    Configure motherboard BIOS to boot from USB.
    Ensure that the following features are enabled:
    AHCI (instead of IDE)
    Intel Virtualization Technology
    No-Execute Memory Protection
    Installation of the vCenter Client.

    This will boot the ESXi 5.5 installer, which will offer to install to that same USB drive.

    Deploy VCSA (vCenter Server Appliance), and configure ESXi for time sync. Configure VCSA, and make sure it automatically starts and stops with ESXi host.

    Detailed version of the instructions here.

    Involves the following steps:
    deploying the OVA file
    setting up NTP on the ESXi host
    configuring NTP for
    configure Security Profile to allow SSH
    turn off SSH warning
    using the web UI for configuring the appliance, logging in initally as username root and password vmware, as is also explained by VMware here
    changing the /etc/host file, explained in detail here, then running the configuration wizard.

    Test vCenter Web Client by adding a datastore by formatting a new drive as VMFS, creating an ISO folder on it, then test uploading an ISO file.

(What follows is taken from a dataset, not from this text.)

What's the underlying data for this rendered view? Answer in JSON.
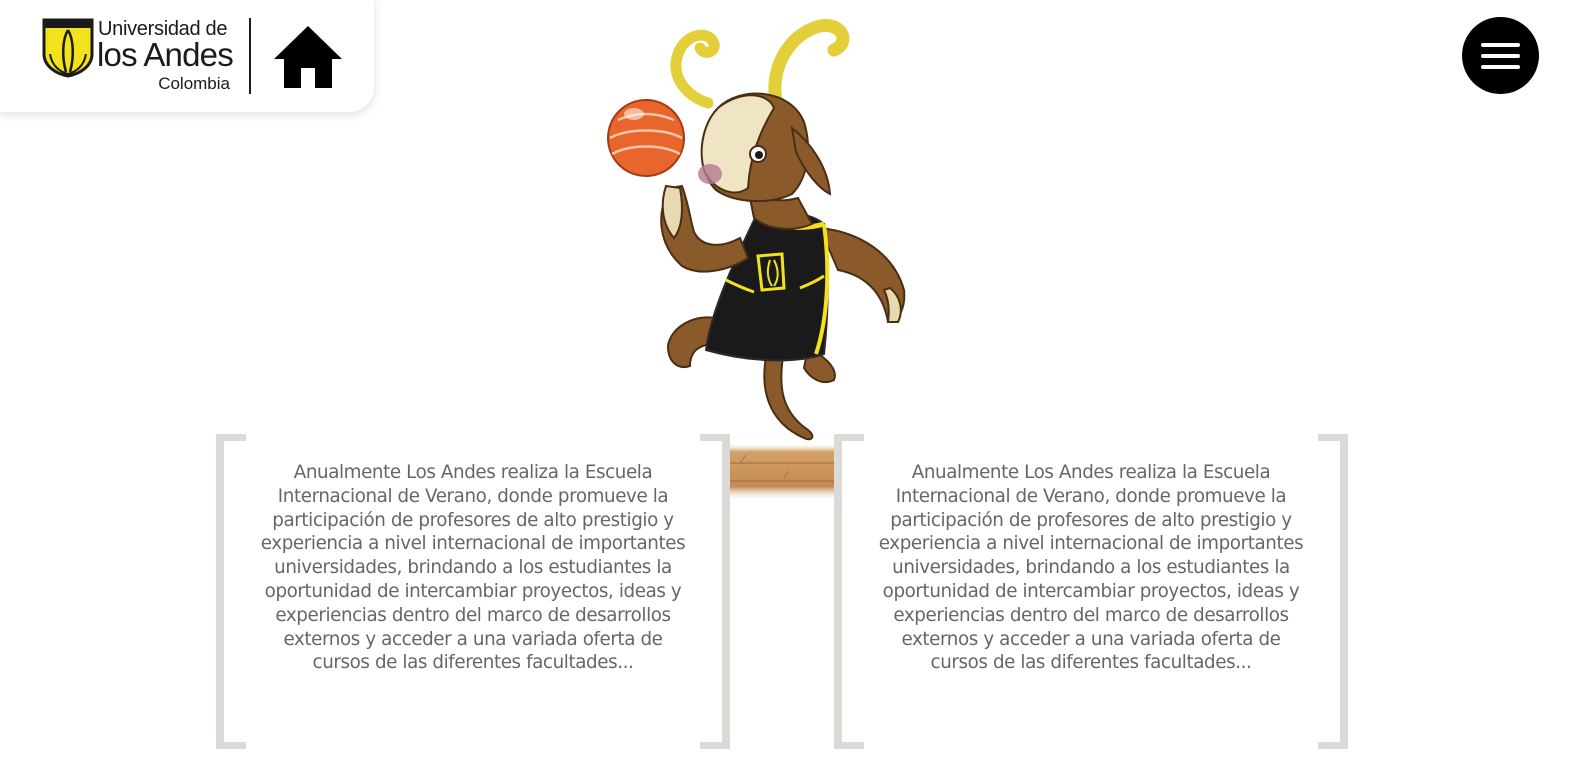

    Installation of the Client Integration Plug-In.
    Window's 8.1's IE11 won't work, so also install Chrome (or Firefox).

    If you already have Chrome installed and you cannot get the plugin to continue, with warnings that the Chrome you already closed is still running, here's the fix.  Had to use this command line command, at my Windows 8 command line ("Run as administrator" preferred but not required):
    taskkill /F /T /IM chrome.*

    Create a VM running Windows 8.1.

    Locate an exiting VM from an existing datastore, then right-click, 'Register VM' to bring it back into your list of VMs (inventory).

    Test vSphere Web Client, making sure it can open a console view of your VM.

    Perform a Storage vMotion.
    Test relocating a running VM from one datastore to another.

    Locate an exiting VM from an existing datastore, then right-click, 'Register VM' to bring it back into your list of VMs (inventory).

    Configure important VMs to autostart with your ESXi host, and to shut down gracefully when ESXi host is shutdown.

    Use WinSCP to make sifting through inventory of VMs a bit easier, determining which were created or used recently.

    Thank you!

    Step-by-step instructions, with screenshots.

    [coming soon, a re-work of this entire article, now with the new appliance out, and a further streamlined procedure and new video]

    [meanwhile, here's a new step-by-step draft (Google Doc) that can really help]

    See also:

    Superguide: VMware vSphere
    vCenter Server Appliance 5.5 in a home lab, without SSO errors
    How to create a vSphere Web Client Google Chrome Application Shortcut, looks better and works faster
    Build your own VMware vSphere ESXi 5 Datacenter, starting with 1 PC

    Mar 12 2014 Update:

    See also ESXi 5.5 Update 1 info, just released Mar 11 2014: